Getting ready for a start usually takes just five days. So when you have to wait this long, manager Dusty Baker said the mental side of pitching plays a crucial role in allowing the pitcher to focus on what he needs to do.
“He’s had some pretty good bullpen sessions,” Baker said. “I urged him to pitch with his mind. And Gio pays attention during the game. He’s one of the guys that is really paying attention during the game. He rarely leaves the dugout. You pitch with your mind. What would I do in this situation? Who would I pitch around? Just different things so when you get out there you don’t feel as if you’ve (ever) left.”
During spring training, Gonzalez worked with Mark Campbell, the Nationals director of mental conditioning, on his focus on the hill and not letting a bad pitch or result here or there snowball into an overall negative outing.
Baker said Gonzalez has helped himself the last week by being attentive during the game, whether it was talking to his fellow pitchers in the bullpen or charting pitches for the starter one day prior to his start.
The chart pitching is something I see everyday when attending minor league games in the Nationals system. You don’t see it as often in the majors anymore, but new pitching coach Mike Maddux has asked his pitchers to get back in the habit.
Baker said whether you are a starter waiting for your turn, a bench player or even a player on the disabled list, focusing on the game at hand when you are not playing can pay dividends in the next game or down the road.
“That’s what your supposed to do,” Baker said. “You’re supposed to be in the game whether you’re pitching or not. That’s what I meant by pitching with your mind. So I’ve urged Ben Revere to do the same thing. I talked to Joe Morgan years ago when he was in Houston and he was hurt one of his first years that he sat behind home plate.
“By the time he came back, he had all the pitchers moves to first base and what they’re most likely to throw in certain situations. That’s what I meant by playing a game in your mind.”
So how can Gonzalez use the mental side to help his physical talents tonight and every start?
“You can sort of see when a guy gets out of sync, if he’s flying open or he’s striding too far, or when a hitter like Freddie Freeman, if he look like he’s going the other way, if he’s bent over more or if he’s more straight up to see if he’s looking for an inside fastball. If you pay attention, you’ll notice things. If you don’t pay attention or not into the game, then you wont notice a thing and you’re really wasting your time and wasting ours, too. That’s what I meant by there are different things that you can do.
But Gonzalez has been off longer than usual. There have been days off, but there also was a rainout that pushed his start back further. The original goal was to get Gonzalez back on a righty-lefty-righty schedule sandwiched between Max Scherzer and Stephen Strasburg. Baker said that’s where Gonzalez will have to not let the days off interfere with the focus he will need tonight to get outs.
“There’s no substitute for being out there pitching, but you have to fool yourself sometimes,” Baker said. “Whether it works or not, one thing for sure the other way is not going to work. If your are over there fooling around, it’s not going to work at all. You are not even giving yourself a chance.”

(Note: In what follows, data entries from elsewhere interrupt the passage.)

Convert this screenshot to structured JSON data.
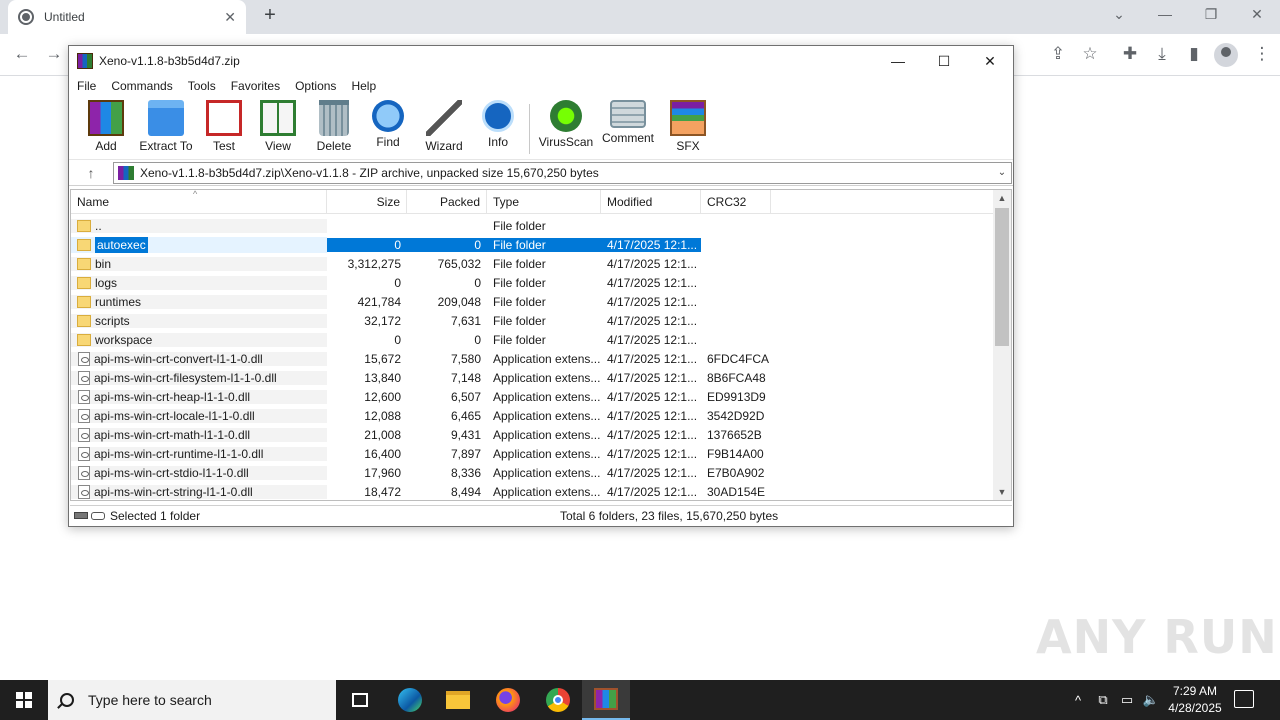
{
  "browser": {
    "tab_title": "Untitled",
    "new_tab": "+",
    "close_tab": "✕"
  },
  "winrar": {
    "title": "Xeno-v1.1.8-b3b5d4d7.zip",
    "menu": [
      "File",
      "Commands",
      "Tools",
      "Favorites",
      "Options",
      "Help"
    ],
    "toolbar": [
      {
        "label": "Add",
        "icon": "add-archive-icon"
      },
      {
        "label": "Extract To",
        "icon": "extract-folder-icon"
      },
      {
        "label": "Test",
        "icon": "test-clipboard-icon"
      },
      {
        "label": "View",
        "icon": "view-book-icon"
      },
      {
        "label": "Delete",
        "icon": "trash-icon"
      },
      {
        "label": "Find",
        "icon": "magnifier-icon"
      },
      {
        "label": "Wizard",
        "icon": "wand-icon"
      },
      {
        "label": "Info",
        "icon": "info-icon"
      },
      {
        "label": "VirusScan",
        "icon": "virus-scan-icon"
      },
      {
        "label": "Comment",
        "icon": "comment-icon"
      },
      {
        "label": "SFX",
        "icon": "sfx-box-icon"
      }
    ],
    "path": "Xeno-v1.1.8-b3b5d4d7.zip\\Xeno-v1.1.8 - ZIP archive, unpacked size 15,670,250 bytes",
    "columns": {
      "name": "Name",
      "size": "Size",
      "packed": "Packed",
      "type": "Type",
      "modified": "Modified",
      "crc": "CRC32"
    },
    "rows": [
      {
        "name": "..",
        "size": "",
        "packed": "",
        "type": "File folder",
        "modified": "",
        "crc": "",
        "kind": "folder"
      },
      {
        "name": "autoexec",
        "size": "0",
        "packed": "0",
        "type": "File folder",
        "modified": "4/17/2025 12:1...",
        "crc": "",
        "kind": "folder",
        "selected": true
      },
      {
        "name": "bin",
        "size": "3,312,275",
        "packed": "765,032",
        "type": "File folder",
        "modified": "4/17/2025 12:1...",
        "crc": "",
        "kind": "folder"
      },
      {
        "name": "logs",
        "size": "0",
        "packed": "0",
        "type": "File folder",
        "modified": "4/17/2025 12:1...",
        "crc": "",
        "kind": "folder"
      },
      {
        "name": "runtimes",
        "size": "421,784",
        "packed": "209,048",
        "type": "File folder",
        "modified": "4/17/2025 12:1...",
        "crc": "",
        "kind": "folder"
      },
      {
        "name": "scripts",
        "size": "32,172",
        "packed": "7,631",
        "type": "File folder",
        "modified": "4/17/2025 12:1...",
        "crc": "",
        "kind": "folder"
      },
      {
        "name": "workspace",
        "size": "0",
        "packed": "0",
        "type": "File folder",
        "modified": "4/17/2025 12:1...",
        "crc": "",
        "kind": "folder"
      },
      {
        "name": "api-ms-win-crt-convert-l1-1-0.dll",
        "size": "15,672",
        "packed": "7,580",
        "type": "Application extens...",
        "modified": "4/17/2025 12:1...",
        "crc": "6FDC4FCA",
        "kind": "dll"
      },
      {
        "name": "api-ms-win-crt-filesystem-l1-1-0.dll",
        "size": "13,840",
        "packed": "7,148",
        "type": "Application extens...",
        "modified": "4/17/2025 12:1...",
        "crc": "8B6FCA48",
        "kind": "dll"
      },
      {
        "name": "api-ms-win-crt-heap-l1-1-0.dll",
        "size": "12,600",
        "packed": "6,507",
        "type": "Application extens...",
        "modified": "4/17/2025 12:1...",
        "crc": "ED9913D9",
        "kind": "dll"
      },
      {
        "name": "api-ms-win-crt-locale-l1-1-0.dll",
        "size": "12,088",
        "packed": "6,465",
        "type": "Application extens...",
        "modified": "4/17/2025 12:1...",
        "crc": "3542D92D",
        "kind": "dll"
      },
      {
        "name": "api-ms-win-crt-math-l1-1-0.dll",
        "size": "21,008",
        "packed": "9,431",
        "type": "Application extens...",
        "modified": "4/17/2025 12:1...",
        "crc": "1376652B",
        "kind": "dll"
      },
      {
        "name": "api-ms-win-crt-runtime-l1-1-0.dll",
        "size": "16,400",
        "packed": "7,897",
        "type": "Application extens...",
        "modified": "4/17/2025 12:1...",
        "crc": "F9B14A00",
        "kind": "dll"
      },
      {
        "name": "api-ms-win-crt-stdio-l1-1-0.dll",
        "size": "17,960",
        "packed": "8,336",
        "type": "Application extens...",
        "modified": "4/17/2025 12:1...",
        "crc": "E7B0A902",
        "kind": "dll"
      },
      {
        "name": "api-ms-win-crt-string-l1-1-0.dll",
        "size": "18,472",
        "packed": "8,494",
        "type": "Application extens...",
        "modified": "4/17/2025 12:1...",
        "crc": "30AD154E",
        "kind": "dll"
      }
    ],
    "status_left": "Selected 1 folder",
    "status_right": "Total 6 folders, 23 files, 15,670,250 bytes"
  },
  "watermark": "ANY RUN",
  "taskbar": {
    "search_placeholder": "Type here to search",
    "time": "7:29 AM",
    "date": "4/28/2025"
  }
}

Baker remembers managing against Gonzalez while with the Reds. Similar to Scherzer fighting through back-to-back tough innings early Monday against the Braves, he wants Gonzalez to not let early troubles in-game dictate how the rest of his outing with play out.
“When he’s really good, he’s great,” Baker said. “But when he wasn’t very good, he hadn’t found a way to get through it to a degree. But that’s being a young pitcher. And that’s being a guy that relied on his stuff for success, so we’re just trying to at this point to get him over the hump to be more consistent.”